One of my favourite lines is: 'I run a men-only magazine'. A phrase that nowadays only makes people of a certain generation smile, so I say it less and less often. But the reality does not change: watchmaking is a very male interest.
On the other hand, behind the scenes many women work in this sector. Mainly in two fields: communication and quality control. But if you visit the factories, you see women at the assembly of movements, in the ateliers of the final stages of watchmaking (setting the dial and putting in the case), in the workshops of the crafts and in the finishing departments. In the offices, then, the female presence is numerous. They are also good as expert trainers and heritage managers, a fact that never ceases to amaze those who are new to this sector.
If communication and marketing are often the preserve of the female gender

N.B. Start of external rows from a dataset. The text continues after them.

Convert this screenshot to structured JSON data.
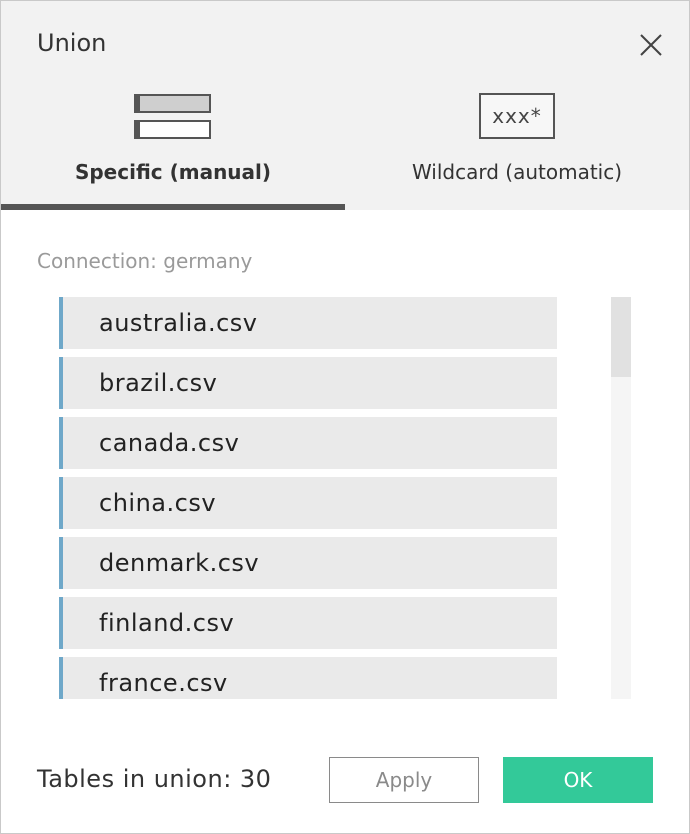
{
  "dialog": {
    "title": "Union",
    "close_icon": "close-icon"
  },
  "tabs": [
    {
      "label": "Specific (manual)",
      "icon": "manual-tables-icon",
      "active": true
    },
    {
      "label": "Wildcard (automatic)",
      "icon": "wildcard-icon",
      "icon_text": "xxx*",
      "active": false
    }
  ],
  "connection_label": "Connection: germany",
  "tables": [
    {
      "name": "australia.csv"
    },
    {
      "name": "brazil.csv"
    },
    {
      "name": "canada.csv"
    },
    {
      "name": "china.csv"
    },
    {
      "name": "denmark.csv"
    },
    {
      "name": "finland.csv"
    },
    {
      "name": "france.csv"
    }
  ],
  "footer": {
    "count_label": "Tables in union: 30",
    "apply_label": "Apply",
    "ok_label": "OK"
  },
  "colors": {
    "header_bg": "#f2f2f2",
    "tab_underline": "#555555",
    "item_accent": "#6fa8c9",
    "ok_button": "#33c999"
  }
}
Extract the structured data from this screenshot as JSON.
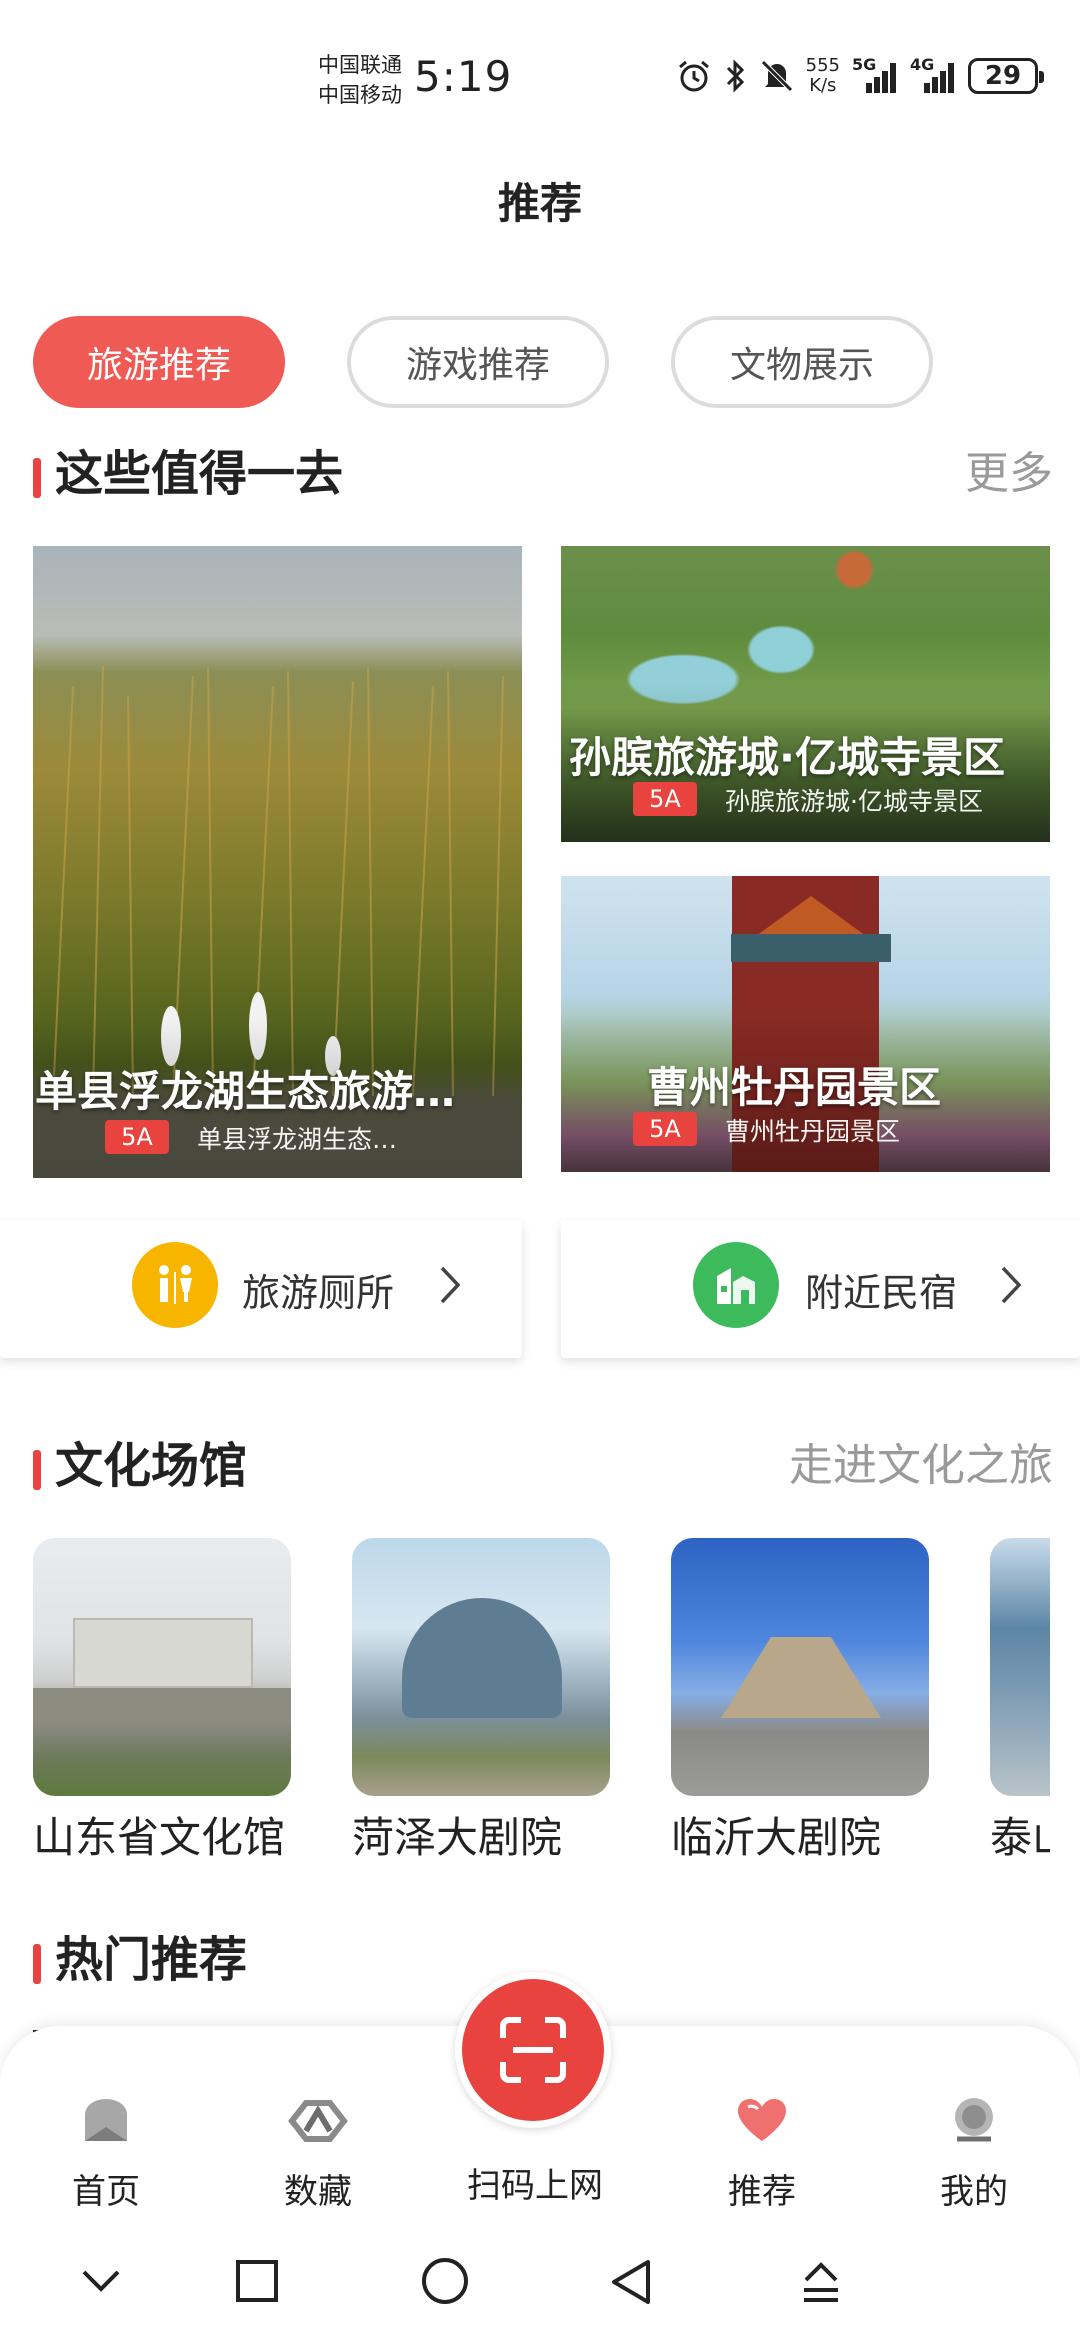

- also in Italy -, there are now only three women at the head of Swiss watch companies: Catherine Rénier, Ceo of Jaeger-LeCoultre, Nayla Hayek, President of Swatch Group, and Caroline Scheufele, Co-President of Chopard (if I had forgotten any, that would not make five).
Not that the situation is changing in the rest of the world, because the ratio of men to women in leadership positions is still very unbalanced. But, on the other hand, female watch enthusiasts are increasing. We see this among our followers, for example, and personally I am very pleased. After all, if I had to base myself on the number of women who write about watches, I shouldn't be surprised.
Already in our editorial staff, the female quota is more than respected, but also among our colleagues there are many female journalists specialising in watchmaking. All technically prepared, but with that sensitivity to design that gives an extra edge to product analysis. Or does it?